We finally put Vox Media’s The Vergecast and The Weeds into one show — and, of course, it’s about Section 230 of the Communications Decency Act.

Vox senior correspondent and host of The Weeds Matt Yglesias talks to Verge editor-in-chief and host of The Vergecast Nilay Patel to explain what Section 230 of the Communications Decency Act really means and how members of Congress may be misinterpreting it.

Below is a lightly edited excerpt of Patel and Yglesias getting into — you guessed it — the weeds on Section 230. You can hear this and more in the latest episode of The Vergecast.

Matt Yglesias: I have been hearing more and more from Republican members of Congress about something called Section 230, which they think is a big problem…

Continue reading…

Google Cloud makes it easier to set up continuous delivery with Spinnaker

See the original posting on TechCrunch

Google Cloud today announced Spinnaker for Google Cloud Platform, a new solution that makes it easier to install and run the Spinnaker continuous delivery (CD) service on Google’s cloud.

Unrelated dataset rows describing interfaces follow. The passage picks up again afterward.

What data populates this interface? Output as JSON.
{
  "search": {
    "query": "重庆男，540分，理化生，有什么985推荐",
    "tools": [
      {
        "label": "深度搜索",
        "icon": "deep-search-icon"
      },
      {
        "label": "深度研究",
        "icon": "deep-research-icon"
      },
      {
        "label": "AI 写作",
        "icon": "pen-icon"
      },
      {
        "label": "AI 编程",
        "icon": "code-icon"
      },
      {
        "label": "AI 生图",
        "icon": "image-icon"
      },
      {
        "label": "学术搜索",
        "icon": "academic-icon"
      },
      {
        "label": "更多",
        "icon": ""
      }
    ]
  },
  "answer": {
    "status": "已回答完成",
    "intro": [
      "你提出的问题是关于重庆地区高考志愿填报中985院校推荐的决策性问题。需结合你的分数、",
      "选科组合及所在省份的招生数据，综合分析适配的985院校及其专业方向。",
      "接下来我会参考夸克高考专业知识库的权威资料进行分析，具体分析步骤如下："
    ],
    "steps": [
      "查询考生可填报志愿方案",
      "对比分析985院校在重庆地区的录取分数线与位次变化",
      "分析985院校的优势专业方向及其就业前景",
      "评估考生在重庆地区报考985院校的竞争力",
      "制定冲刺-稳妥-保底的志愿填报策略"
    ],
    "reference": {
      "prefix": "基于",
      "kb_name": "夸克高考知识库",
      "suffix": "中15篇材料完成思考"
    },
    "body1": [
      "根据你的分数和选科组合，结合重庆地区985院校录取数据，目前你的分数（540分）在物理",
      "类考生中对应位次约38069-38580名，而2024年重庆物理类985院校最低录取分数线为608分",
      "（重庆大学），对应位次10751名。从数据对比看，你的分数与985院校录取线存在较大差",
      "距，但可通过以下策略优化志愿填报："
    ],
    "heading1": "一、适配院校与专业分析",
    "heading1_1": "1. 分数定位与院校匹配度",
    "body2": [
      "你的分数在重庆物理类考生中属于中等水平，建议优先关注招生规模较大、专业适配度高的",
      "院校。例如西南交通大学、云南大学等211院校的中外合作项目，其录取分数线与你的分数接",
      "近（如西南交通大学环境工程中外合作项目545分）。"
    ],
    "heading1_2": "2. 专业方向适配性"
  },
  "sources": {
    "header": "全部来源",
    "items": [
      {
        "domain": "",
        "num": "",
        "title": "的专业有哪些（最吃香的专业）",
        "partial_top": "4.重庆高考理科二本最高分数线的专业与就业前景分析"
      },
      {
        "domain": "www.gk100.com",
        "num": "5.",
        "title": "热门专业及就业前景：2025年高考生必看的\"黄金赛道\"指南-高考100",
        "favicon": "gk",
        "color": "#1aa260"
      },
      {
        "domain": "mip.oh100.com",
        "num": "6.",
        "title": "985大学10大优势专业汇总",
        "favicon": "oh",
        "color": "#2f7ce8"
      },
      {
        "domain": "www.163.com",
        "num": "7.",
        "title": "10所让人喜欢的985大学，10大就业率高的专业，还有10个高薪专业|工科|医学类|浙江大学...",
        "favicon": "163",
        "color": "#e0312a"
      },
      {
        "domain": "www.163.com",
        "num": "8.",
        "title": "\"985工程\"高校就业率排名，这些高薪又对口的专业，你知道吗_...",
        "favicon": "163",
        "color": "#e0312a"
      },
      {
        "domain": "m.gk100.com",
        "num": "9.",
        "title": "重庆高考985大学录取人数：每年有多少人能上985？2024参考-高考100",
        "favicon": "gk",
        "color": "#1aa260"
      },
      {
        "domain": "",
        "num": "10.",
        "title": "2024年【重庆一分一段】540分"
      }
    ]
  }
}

Spinnaker was created inside Netflix and is now jointly developed by Netflix and Google. Netflix open-sourced it back in 2015 and over the course of the […]

#Vanlife: Camping California’s coast — the Pismo Beach Oceano Campground

See the original posting on Boing Boing

This is post is part of a series of reviews of Federal, State, and County provided campsites along California’s amazing coastline.

I’ve visited the Oceano Campgrounds at Pismo State Beach several times this summer. Conveniently located right off the 101 highway along the central coast of California, Pismo is a great place to take a break.

There are other State-run campsites at Pismo, Oceano is not ‘Oceano Dunes,’ nor is it ‘the Pismo North Campground.’ Oceano sits on a lovely, bird-filled lagoon about 2 short blocks from the State beach. The sites are very typical of Cal State camping, picnic tables and fire rings. I’ve stayed in both sites with RV hookups and tent camping sites. I felt situated a little closer to other campers than I’d have liked for a several-day visit, but as a convenient overnight place to stop, cook and shower? Oceano kicks ass.

The hosts and rangers are also very nice people here and are super helpful.

There is a Mexican restaurant right outside the very modern and nice Visitor Center, however I have not tried it. The hamburger shack about 1 block towards the beach, Adam’s Burgers, is fantastic. Enjoyed by both my daughter and I. There is also a small market, and a coffee shack that’ll sell you t-shirts and stickers as well.

There were a lot of RVs set up for lengthier stays. Most folks had dune buggy type cars, but nothing as cool as Wonderbuggy. Oceano Dunes is one of the last places folks can hoon around in the sand. Read the rest

Tough apple watch band doubles as a case

See the original posting on Boing Boing

This rugged watch band acts as a case to protect my Apple Watch as I fall all over myself.

Hiking, fishing, falling down — these are a few of my regular things. I am not particularly clumsy but I tend to space out spatially and will occasionally walk into a tree, or stumble over a rock. It gets worse when I have a 125lb dog pulling my right arm in the opposite direction of the 20lb dog on my left. Smashing the face of your Apple Watch is more expensive, thus far, than smashing my own face.

This band takes a licking and the watch keeps on ‘ticking.’

I am hopelessly addicted to my watch, so a band that protects the device from me is pretty nice.

This band fits the 42mm Series 3 watch I wear. SUPCASE also has bands for the other sizes and models.

SUPCASE [Unicorn Beetle Pro] Case for Apple Watch 3, Rugged Protective Case with Strap Bands for Apple Watch Series 3 2017 Edition [42mm, Compatible with Apple Watch 42mm 2015 2016 ] (Black) via Amazon Read the rest

It’s hard to find public trash cans in Tokyo

See the original posting on Boing Boing

It’s not easy to find public trash cans in Tokyo (other than bottle-and-can recycling bins next to drink vending machines). Even so, there’s hardly any litter on the ground. When I travel to Japan, I always keep a plastic bag in my knapsack to store trash until I come across a rare public gomibako (Tip: There’s one in front of the Kiddy Land toy store in Harajuku). In this video, That Japanese Man Yuta challenges tourists to find a trash can in Shinjuku, Tokyo. Read the rest

1 2 3 4,967